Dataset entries
════════════════

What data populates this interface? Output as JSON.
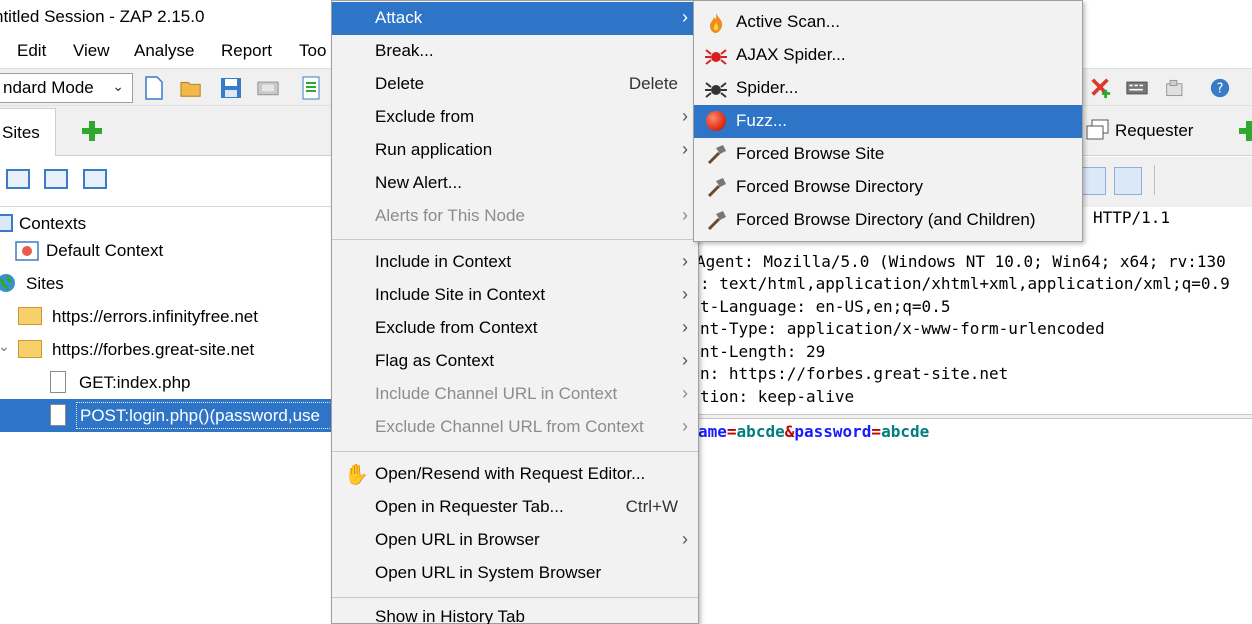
{
  "window": {
    "title": "ntitled Session - ZAP 2.15.0"
  },
  "menubar": {
    "items": [
      "Edit",
      "View",
      "Analyse",
      "Report",
      "Too"
    ]
  },
  "toolbar": {
    "mode_value": "ndard Mode"
  },
  "sites_panel": {
    "tab_label": "Sites",
    "tree": {
      "contexts_label": "Contexts",
      "default_context_label": "Default Context",
      "sites_label": "Sites",
      "site1": "https://errors.infinityfree.net",
      "site2": "https://forbes.great-site.net",
      "node_get": "GET:index.php",
      "node_post": "POST:login.php()(password,use"
    }
  },
  "right_panel": {
    "requester_tab": "Requester",
    "request_lines": [
      "HTTP/1.1",
      "Agent: Mozilla/5.0 (Windows NT 10.0; Win64; x64; rv:130",
      ": text/html,application/xhtml+xml,application/xml;q=0.9",
      "t-Language: en-US,en;q=0.5",
      "nt-Type: application/x-www-form-urlencoded",
      "nt-Length: 29",
      "n: https://forbes.great-site.net",
      "tion: keep-alive"
    ],
    "body": {
      "k1": "ame",
      "eq1": "=",
      "v1": "abcde",
      "amp": "&",
      "k2": "password",
      "eq2": "=",
      "v2": "abcde"
    }
  },
  "context_menu": {
    "attack": "Attack",
    "break": "Break...",
    "delete": "Delete",
    "delete_accel": "Delete",
    "exclude_from": "Exclude from",
    "run_application": "Run application",
    "new_alert": "New Alert...",
    "alerts_for_node": "Alerts for This Node",
    "include_in_context": "Include in Context",
    "include_site_in_context": "Include Site in Context",
    "exclude_from_context": "Exclude from Context",
    "flag_as_context": "Flag as Context",
    "include_channel_url": "Include Channel URL in Context",
    "exclude_channel_url": "Exclude Channel URL from Context",
    "open_resend": "Open/Resend with Request Editor...",
    "open_requester_tab": "Open in Requester Tab...",
    "open_requester_accel": "Ctrl+W",
    "open_url_browser": "Open URL in Browser",
    "open_url_system_browser": "Open URL in System Browser",
    "show_history_tab": "Show in History Tab"
  },
  "attack_submenu": {
    "active_scan": "Active Scan...",
    "ajax_spider": "AJAX Spider...",
    "spider": "Spider...",
    "fuzz": "Fuzz...",
    "forced_browse_site": "Forced Browse Site",
    "forced_browse_directory": "Forced Browse Directory",
    "forced_browse_directory_children": "Forced Browse Directory (and Children)"
  },
  "colors": {
    "highlight": "#2e75c7",
    "menu_background": "#f2f2f2",
    "disabled_text": "#8c8c8c"
  }
}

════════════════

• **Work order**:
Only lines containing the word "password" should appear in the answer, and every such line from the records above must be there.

• **Response to the exercise**:
      "node_post": "POST:login.php()(password,use"
      "k2": "password",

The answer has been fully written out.